Reproduce the full set of records that follow, exactly as shown.

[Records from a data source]

────

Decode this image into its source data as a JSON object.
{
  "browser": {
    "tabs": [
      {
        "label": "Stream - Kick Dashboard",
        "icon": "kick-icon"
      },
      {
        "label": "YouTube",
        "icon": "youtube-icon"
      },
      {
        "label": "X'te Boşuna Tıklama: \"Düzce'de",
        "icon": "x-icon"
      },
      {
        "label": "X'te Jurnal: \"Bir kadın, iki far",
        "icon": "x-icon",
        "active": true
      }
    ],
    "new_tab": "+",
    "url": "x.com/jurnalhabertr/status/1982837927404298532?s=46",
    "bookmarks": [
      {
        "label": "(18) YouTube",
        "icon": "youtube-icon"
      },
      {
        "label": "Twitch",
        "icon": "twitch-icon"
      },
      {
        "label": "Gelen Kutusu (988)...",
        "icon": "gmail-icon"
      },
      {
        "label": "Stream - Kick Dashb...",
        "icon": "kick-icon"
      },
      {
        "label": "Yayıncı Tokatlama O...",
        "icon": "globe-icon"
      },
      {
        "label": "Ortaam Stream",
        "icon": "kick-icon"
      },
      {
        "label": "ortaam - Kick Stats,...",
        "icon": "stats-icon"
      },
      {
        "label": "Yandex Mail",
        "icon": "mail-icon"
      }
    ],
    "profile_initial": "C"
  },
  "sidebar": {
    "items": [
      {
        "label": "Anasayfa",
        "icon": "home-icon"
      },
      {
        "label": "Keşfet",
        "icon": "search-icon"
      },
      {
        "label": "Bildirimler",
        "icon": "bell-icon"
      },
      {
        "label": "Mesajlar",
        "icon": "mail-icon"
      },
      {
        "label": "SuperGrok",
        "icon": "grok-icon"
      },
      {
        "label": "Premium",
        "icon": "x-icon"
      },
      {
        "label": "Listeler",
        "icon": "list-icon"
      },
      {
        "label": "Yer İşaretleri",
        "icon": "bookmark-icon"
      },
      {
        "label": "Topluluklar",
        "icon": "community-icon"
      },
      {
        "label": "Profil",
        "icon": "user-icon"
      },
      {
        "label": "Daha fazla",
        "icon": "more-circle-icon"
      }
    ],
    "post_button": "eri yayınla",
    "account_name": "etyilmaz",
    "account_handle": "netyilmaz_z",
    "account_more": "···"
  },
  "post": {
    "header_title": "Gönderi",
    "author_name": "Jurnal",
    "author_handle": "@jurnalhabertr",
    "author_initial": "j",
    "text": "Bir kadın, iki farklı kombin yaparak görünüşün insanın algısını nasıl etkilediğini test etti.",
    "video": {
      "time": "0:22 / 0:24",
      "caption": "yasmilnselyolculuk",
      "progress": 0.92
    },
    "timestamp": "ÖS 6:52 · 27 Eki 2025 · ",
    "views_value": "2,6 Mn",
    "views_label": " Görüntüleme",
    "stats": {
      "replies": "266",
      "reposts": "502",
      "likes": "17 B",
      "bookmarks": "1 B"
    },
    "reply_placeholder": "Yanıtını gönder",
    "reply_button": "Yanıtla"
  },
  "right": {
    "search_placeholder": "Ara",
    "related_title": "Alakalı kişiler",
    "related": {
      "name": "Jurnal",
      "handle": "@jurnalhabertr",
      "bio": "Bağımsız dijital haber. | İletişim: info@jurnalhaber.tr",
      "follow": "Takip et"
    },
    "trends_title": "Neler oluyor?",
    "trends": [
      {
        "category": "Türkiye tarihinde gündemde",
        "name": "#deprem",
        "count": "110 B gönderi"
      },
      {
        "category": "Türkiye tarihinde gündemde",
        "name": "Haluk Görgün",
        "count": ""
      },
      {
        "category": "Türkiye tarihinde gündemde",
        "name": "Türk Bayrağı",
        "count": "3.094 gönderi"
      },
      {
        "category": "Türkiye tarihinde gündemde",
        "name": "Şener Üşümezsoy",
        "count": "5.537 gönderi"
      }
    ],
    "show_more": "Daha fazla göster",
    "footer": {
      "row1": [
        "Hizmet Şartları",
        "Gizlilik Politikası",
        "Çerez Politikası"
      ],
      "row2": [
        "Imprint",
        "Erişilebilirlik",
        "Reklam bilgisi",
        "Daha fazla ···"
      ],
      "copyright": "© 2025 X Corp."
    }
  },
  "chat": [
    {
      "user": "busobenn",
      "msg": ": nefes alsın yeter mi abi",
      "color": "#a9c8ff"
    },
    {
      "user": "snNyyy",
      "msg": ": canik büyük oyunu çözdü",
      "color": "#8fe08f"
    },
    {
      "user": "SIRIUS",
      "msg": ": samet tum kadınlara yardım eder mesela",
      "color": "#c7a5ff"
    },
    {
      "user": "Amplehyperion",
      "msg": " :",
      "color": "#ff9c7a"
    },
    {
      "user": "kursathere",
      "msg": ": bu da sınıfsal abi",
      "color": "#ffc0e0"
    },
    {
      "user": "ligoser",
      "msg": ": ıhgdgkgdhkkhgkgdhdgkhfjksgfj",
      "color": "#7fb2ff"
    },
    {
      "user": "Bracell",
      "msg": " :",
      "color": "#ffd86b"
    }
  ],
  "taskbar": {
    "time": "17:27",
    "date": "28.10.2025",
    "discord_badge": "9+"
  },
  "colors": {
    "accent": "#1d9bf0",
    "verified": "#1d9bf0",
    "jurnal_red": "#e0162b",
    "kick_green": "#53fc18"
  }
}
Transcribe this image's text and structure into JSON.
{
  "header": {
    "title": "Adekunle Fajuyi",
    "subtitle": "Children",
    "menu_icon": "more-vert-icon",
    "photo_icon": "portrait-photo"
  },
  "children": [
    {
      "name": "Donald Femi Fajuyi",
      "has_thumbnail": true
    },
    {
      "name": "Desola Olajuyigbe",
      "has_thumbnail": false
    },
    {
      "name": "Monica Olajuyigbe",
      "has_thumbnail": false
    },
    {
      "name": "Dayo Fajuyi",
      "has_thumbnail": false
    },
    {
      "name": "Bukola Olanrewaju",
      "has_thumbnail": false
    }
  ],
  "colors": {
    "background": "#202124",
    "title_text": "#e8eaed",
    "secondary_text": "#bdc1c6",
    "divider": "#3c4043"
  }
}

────

Solved exercise –
Decode this image into its source data as a JSON object.
{
  "browser": {
    "tabs": [
      {
        "label": "Stream - Kick Dashboard",
        "icon": "kick-icon"
      },
      {
        "label": "YouTube",
        "icon": "youtube-icon"
      },
      {
        "label": "X'te Boşuna Tıklama: \"Düzce'de",
        "icon": "x-icon"
      },
      {
        "label": "X'te Jurnal: \"Bir kadın, iki far",
        "icon": "x-icon",
        "active": true
      }
    ],
    "new_tab": "+",
    "url": "x.com/jurnalhabertr/status/1982837927404298532?s=46",
    "bookmarks": [
      {
        "label": "(18) YouTube",
        "icon": "youtube-icon"
      },
      {
        "label": "Twitch",
        "icon": "twitch-icon"
      },
      {
        "label": "Gelen Kutusu (988)...",
        "icon": "gmail-icon"
      },
      {
        "label": "Stream - Kick Dashb...",
        "icon": "kick-icon"
      },
      {
        "label": "Yayıncı Tokatlama O...",
        "icon": "globe-icon"
      },
      {
        "label": "Ortaam Stream",
        "icon": "kick-icon"
      },
      {
        "label": "ortaam - Kick Stats,...",
        "icon": "stats-icon"
      },
      {
        "label": "Yandex Mail",
        "icon": "mail-icon"
      }
    ],
    "profile_initial": "C"
  },
  "sidebar": {
    "items": [
      {
        "label": "Anasayfa",
        "icon": "home-icon"
      },
      {
        "label": "Keşfet",
        "icon": "search-icon"
      },
      {
        "label": "Bildirimler",
        "icon": "bell-icon"
      },
      {
        "label": "Mesajlar",
        "icon": "mail-icon"
      },
      {
        "label": "SuperGrok",
        "icon": "grok-icon"
      },
      {
        "label": "Premium",
        "icon": "x-icon"
      },
      {
        "label": "Listeler",
        "icon": "list-icon"
      },
      {
        "label": "Yer İşaretleri",
        "icon": "bookmark-icon"
      },
      {
        "label": "Topluluklar",
        "icon": "community-icon"
      },
      {
        "label": "Profil",
        "icon": "user-icon"
      },
      {
        "label": "Daha fazla",
        "icon": "more-circle-icon"
      }
    ],
    "post_button": "eri yayınla",
    "account_name": "etyilmaz",
    "account_handle": "netyilmaz_z",
    "account_more": "···"
  },
  "post": {
    "header_title": "Gönderi",
    "author_name": "Jurnal",
    "author_handle": "@jurnalhabertr",
    "author_initial": "j",
    "text": "Bir kadın, iki farklı kombin yaparak görünüşün insanın algısını nasıl etkilediğini test etti.",
    "video": {
      "time": "0:22 / 0:24",
      "caption": "yasmilnselyolculuk",
      "progress": 0.92
    },
    "timestamp": "ÖS 6:52 · 27 Eki 2025 · ",
    "views_value": "2,6 Mn",
    "views_label": " Görüntüleme",
    "stats": {
      "replies": "266",
      "reposts": "502",
      "likes": "17 B",
      "bookmarks": "1 B"
    },
    "reply_placeholder": "Yanıtını gönder",
    "reply_button": "Yanıtla"
  },
  "right": {
    "search_placeholder": "Ara",
    "related_title": "Alakalı kişiler",
    "related": {
      "name": "Jurnal",
      "handle": "@jurnalhabertr",
      "bio": "Bağımsız dijital haber. | İletişim: info@jurnalhaber.tr",
      "follow": "Takip et"
    },
    "trends_title": "Neler oluyor?",
    "trends": [
      {
        "category": "Türkiye tarihinde gündemde",
        "name": "#deprem",
        "count": "110 B gönderi"
      },
      {
        "category": "Türkiye tarihinde gündemde",
        "name": "Haluk Görgün",
        "count": ""
      },
      {
        "category": "Türkiye tarihinde gündemde",
        "name": "Türk Bayrağı",
        "count": "3.094 gönderi"
      },
      {
        "category": "Türkiye tarihinde gündemde",
        "name": "Şener Üşümezsoy",
        "count": "5.537 gönderi"
      }
    ],
    "show_more": "Daha fazla göster",
    "footer": {
      "row1": [
        "Hizmet Şartları",
        "Gizlilik Politikası",
        "Çerez Politikası"
      ],
      "row2": [
        "Imprint",
        "Erişilebilirlik",
        "Reklam bilgisi",
        "Daha fazla ···"
      ],
      "copyright": "© 2025 X Corp."
    }
  },
  "chat": [
    {
      "user": "busobenn",
      "msg": ": nefes alsın yeter mi abi",
      "color": "#a9c8ff"
    },
    {
      "user": "snNyyy",
      "msg": ": canik büyük oyunu çözdü",
      "color": "#8fe08f"
    },
    {
      "user": "SIRIUS",
      "msg": ": samet tum kadınlara yardım eder mesela",
      "color": "#c7a5ff"
    },
    {
      "user": "Amplehyperion",
      "msg": " :",
      "color": "#ff9c7a"
    },
    {
      "user": "kursathere",
      "msg": ": bu da sınıfsal abi",
      "color": "#ffc0e0"
    },
    {
      "user": "ligoser",
      "msg": ": ıhgdgkgdhkkhgkgdhdgkhfjksgfj",
      "color": "#7fb2ff"
    },
    {
      "user": "Bracell",
      "msg": " :",
      "color": "#ffd86b"
    }
  ],
  "taskbar": {
    "time": "17:27",
    "date": "28.10.2025",
    "discord_badge": "9+"
  },
  "colors": {
    "accent": "#1d9bf0",
    "verified": "#1d9bf0",
    "jurnal_red": "#e0162b",
    "kick_green": "#53fc18"
  }
}
Transcribe this image's text and structure into JSON.
{
  "header": {
    "title": "Adekunle Fajuyi",
    "subtitle": "Children",
    "menu_icon": "more-vert-icon",
    "photo_icon": "portrait-photo"
  },
  "children": [
    {
      "name": "Donald Femi Fajuyi",
      "has_thumbnail": true
    },
    {
      "name": "Desola Olajuyigbe",
      "has_thumbnail": false
    },
    {
      "name": "Monica Olajuyigbe",
      "has_thumbnail": false
    },
    {
      "name": "Dayo Fajuyi",
      "has_thumbnail": false
    },
    {
      "name": "Bukola Olanrewaju",
      "has_thumbnail": false
    }
  ],
  "colors": {
    "background": "#202124",
    "title_text": "#e8eaed",
    "secondary_text": "#bdc1c6",
    "divider": "#3c4043"
  }
}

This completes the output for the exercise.